Spring Break Snafus

Students usually look forward to a spring break trip as a kind of salvation. However, our idealistic fantasies, fueled by not enough sleep and too many essays, often gloss over the reality of spring break, which can be fraught with disasters – some totally random and unpreventable, others rather more self-inflicted. I caught up with a few Ephs who regaled me with their wild stories of spring breaks gone wrong, much to my amusement and horror.

– Madeline Vuong ’14
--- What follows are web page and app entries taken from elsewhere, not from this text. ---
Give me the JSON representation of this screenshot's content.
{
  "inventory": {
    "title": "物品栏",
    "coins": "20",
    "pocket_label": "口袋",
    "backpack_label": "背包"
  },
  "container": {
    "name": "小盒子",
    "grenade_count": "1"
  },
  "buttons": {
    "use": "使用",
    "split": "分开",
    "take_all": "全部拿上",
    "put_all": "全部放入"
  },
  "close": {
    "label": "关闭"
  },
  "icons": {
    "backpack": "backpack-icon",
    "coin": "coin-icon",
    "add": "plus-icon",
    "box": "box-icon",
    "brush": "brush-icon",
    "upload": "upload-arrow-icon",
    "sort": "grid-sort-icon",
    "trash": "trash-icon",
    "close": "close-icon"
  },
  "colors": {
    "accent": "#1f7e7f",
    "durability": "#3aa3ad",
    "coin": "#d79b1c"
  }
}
Busted in Carolina:Will Weiss ’12 told the legend of the Williams Ultimate Frisbee Organization (WUFO) spring break disaster. Though it took place before his time, it was so awful that everyone still talks about it. “Basically, WUFO always goes down for spring break in one of the Carolinas,” Weiss said. “We try to minimize our footprint, so to speak, but cramming upwards of 50 men and 30 to 40 girls in two houses is bound to attract some attention.” During the year in question, team members were having a wild party of the usual WUFO ilk when they got a call from their landlord, warning them that a complaint had been filed against them with the police. “It is possible that there were some alcoholic beverages on site,” Weiss admitted. “So everyone hustled and got everything packed up and poured any incriminating liquids down the toilet. By the time they heard a knock on the door, the house was completely empty.” Unfortunately, it wasn’t the cops calling but a narcotics squad in SWAT outfits, who demanded that the students start talking. The SWAT team had a number of kids separated out, kneeling on the ground, and they interrogated them individually. “When nobody would talk, they said, ‘Cut the B.S., we know you’re mixing meth in here!’ They then took samples from all over the house, including bagging a piece of grass off a student’s cleat as ‘evidence,’” Weiss said. “It was a total disaster. Not only was the party ruined and the house [placed] under watch by a narc squad, but there was also a rather substantial financial hit from all the booze flushed down the toilets.”Lost in TranslationJackie Pineda ’12 had a very different tale of a spring break snafu. She was traveling around Rome with her boyfriend when things started to go wrong. “At first it seemed so idyllic. I mean, Rome in the spring! But we had so many disasters. That week just did not go well,” Pineda said. “First of all, it was April in Italy, and what happens? It hails. Everyone is freaking out. Then, we get back to our hotel room, and the manager is just turning the key in our door lock. We asked him what he was doing, and he rushed away really suspiciously, as though he had just been caught searching our room. Then, my boyfriend’s camera went missing,” she said. The culmination of the week’s disasters was when Pineda tried to get home and missed her flight. She and her boyfriend had asked for an early wake-up call from the hotel, but the receptionist forgot to wake them up, so they were late in getting ready. “When we finally got to the train station, no one spoke English [so] we couldn’t figure out which train would take us to the airport,” Pineda said. “We got there just in time to miss our flight.”Canine-one-oneMeg O’Connor ’14 also had an unexpectedly disastrous spring break. She was working on a Navajo reservation teaching English when one day, a fellow teacher at the high school asked O’Connor and a friend to take a dog to the vet to be put down. “We were horrified and listened to country music the entire way there with the dog sprawled out lovingly on my lap, licking my face. I’m pretty sure we both cried on and off on the way there,” O’Connor said. Luckily for the dog, they got lost on the way to the vet’s office. “Finally, after driving for about an hour, we found the vet,” O’Connor said. “It turned out that [the dog] wasn’t in fact dying!” The dog in question had really just needed a new set of vaccines, according to O’Connor.  “We shared the good news that he had survived with the whole reservation,” she said.